◆ DATA:
Start of Block
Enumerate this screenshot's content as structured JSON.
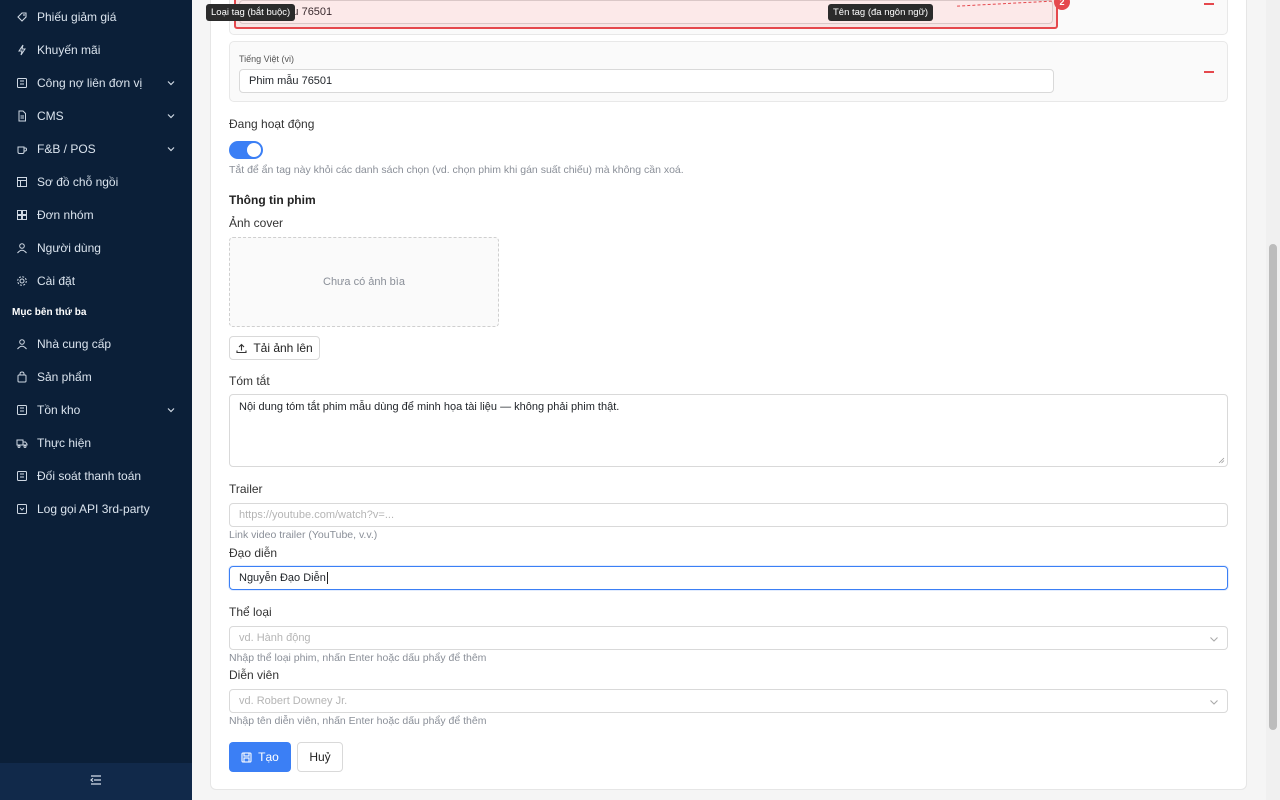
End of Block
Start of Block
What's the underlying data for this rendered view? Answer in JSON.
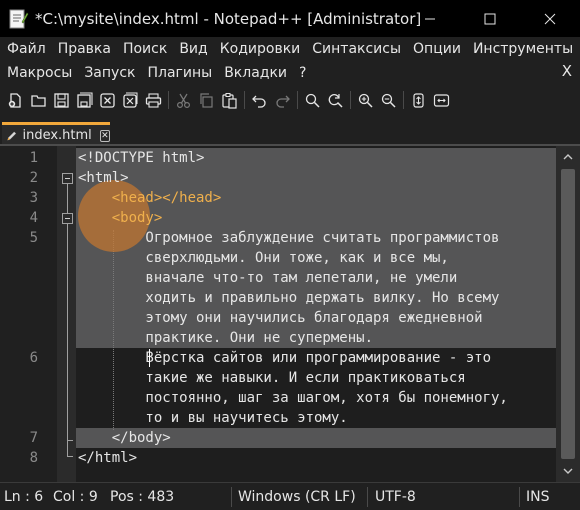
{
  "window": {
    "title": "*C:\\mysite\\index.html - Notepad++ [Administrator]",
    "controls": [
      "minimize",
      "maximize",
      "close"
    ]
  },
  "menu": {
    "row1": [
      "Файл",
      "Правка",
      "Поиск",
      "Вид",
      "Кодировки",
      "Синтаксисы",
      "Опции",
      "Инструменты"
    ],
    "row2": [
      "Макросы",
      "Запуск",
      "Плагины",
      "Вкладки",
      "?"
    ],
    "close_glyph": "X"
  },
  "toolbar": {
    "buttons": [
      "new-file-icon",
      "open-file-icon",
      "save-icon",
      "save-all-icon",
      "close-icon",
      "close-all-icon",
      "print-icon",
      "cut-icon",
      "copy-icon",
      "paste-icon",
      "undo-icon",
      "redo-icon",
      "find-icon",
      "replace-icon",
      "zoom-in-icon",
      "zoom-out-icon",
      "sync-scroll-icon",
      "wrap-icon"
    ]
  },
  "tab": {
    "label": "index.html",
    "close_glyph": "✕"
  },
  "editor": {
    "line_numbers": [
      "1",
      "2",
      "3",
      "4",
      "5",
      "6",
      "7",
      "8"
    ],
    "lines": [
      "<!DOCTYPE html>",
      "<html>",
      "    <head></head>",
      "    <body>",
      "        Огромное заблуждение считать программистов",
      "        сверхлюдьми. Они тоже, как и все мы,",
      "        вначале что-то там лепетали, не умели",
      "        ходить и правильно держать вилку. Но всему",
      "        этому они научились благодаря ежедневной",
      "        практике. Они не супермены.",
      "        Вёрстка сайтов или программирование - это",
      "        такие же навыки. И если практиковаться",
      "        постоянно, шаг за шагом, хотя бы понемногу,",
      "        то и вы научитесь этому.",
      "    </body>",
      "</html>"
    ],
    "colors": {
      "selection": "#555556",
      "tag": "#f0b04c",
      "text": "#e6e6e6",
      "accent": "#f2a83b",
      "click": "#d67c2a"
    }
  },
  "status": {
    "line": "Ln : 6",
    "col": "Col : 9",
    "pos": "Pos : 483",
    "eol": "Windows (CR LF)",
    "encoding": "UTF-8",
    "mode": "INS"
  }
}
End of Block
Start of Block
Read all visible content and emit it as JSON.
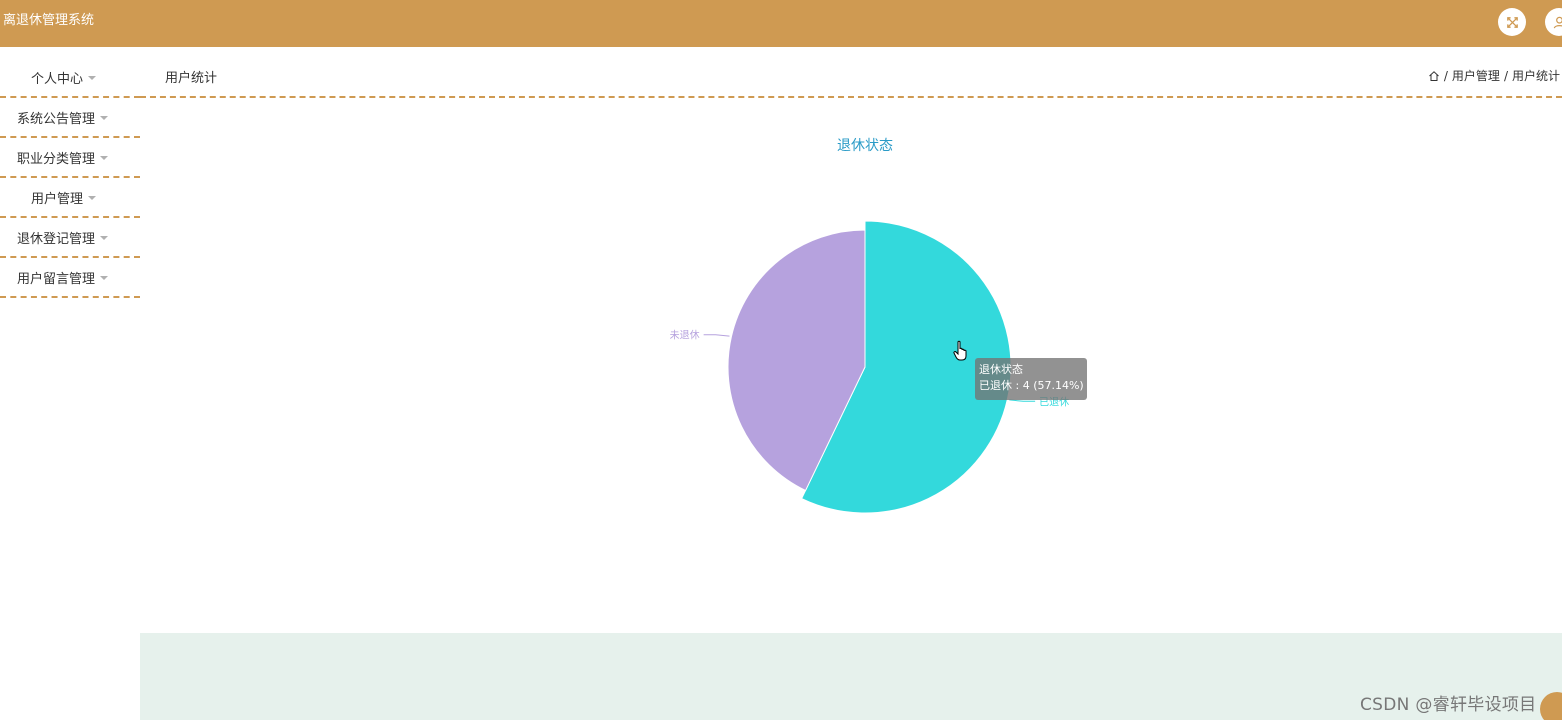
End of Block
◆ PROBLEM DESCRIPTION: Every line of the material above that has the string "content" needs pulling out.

◆ WRITTEN ANSWER:
Enumerate this screenshot's content as structured JSON.
Read all visible content and emit it as JSON.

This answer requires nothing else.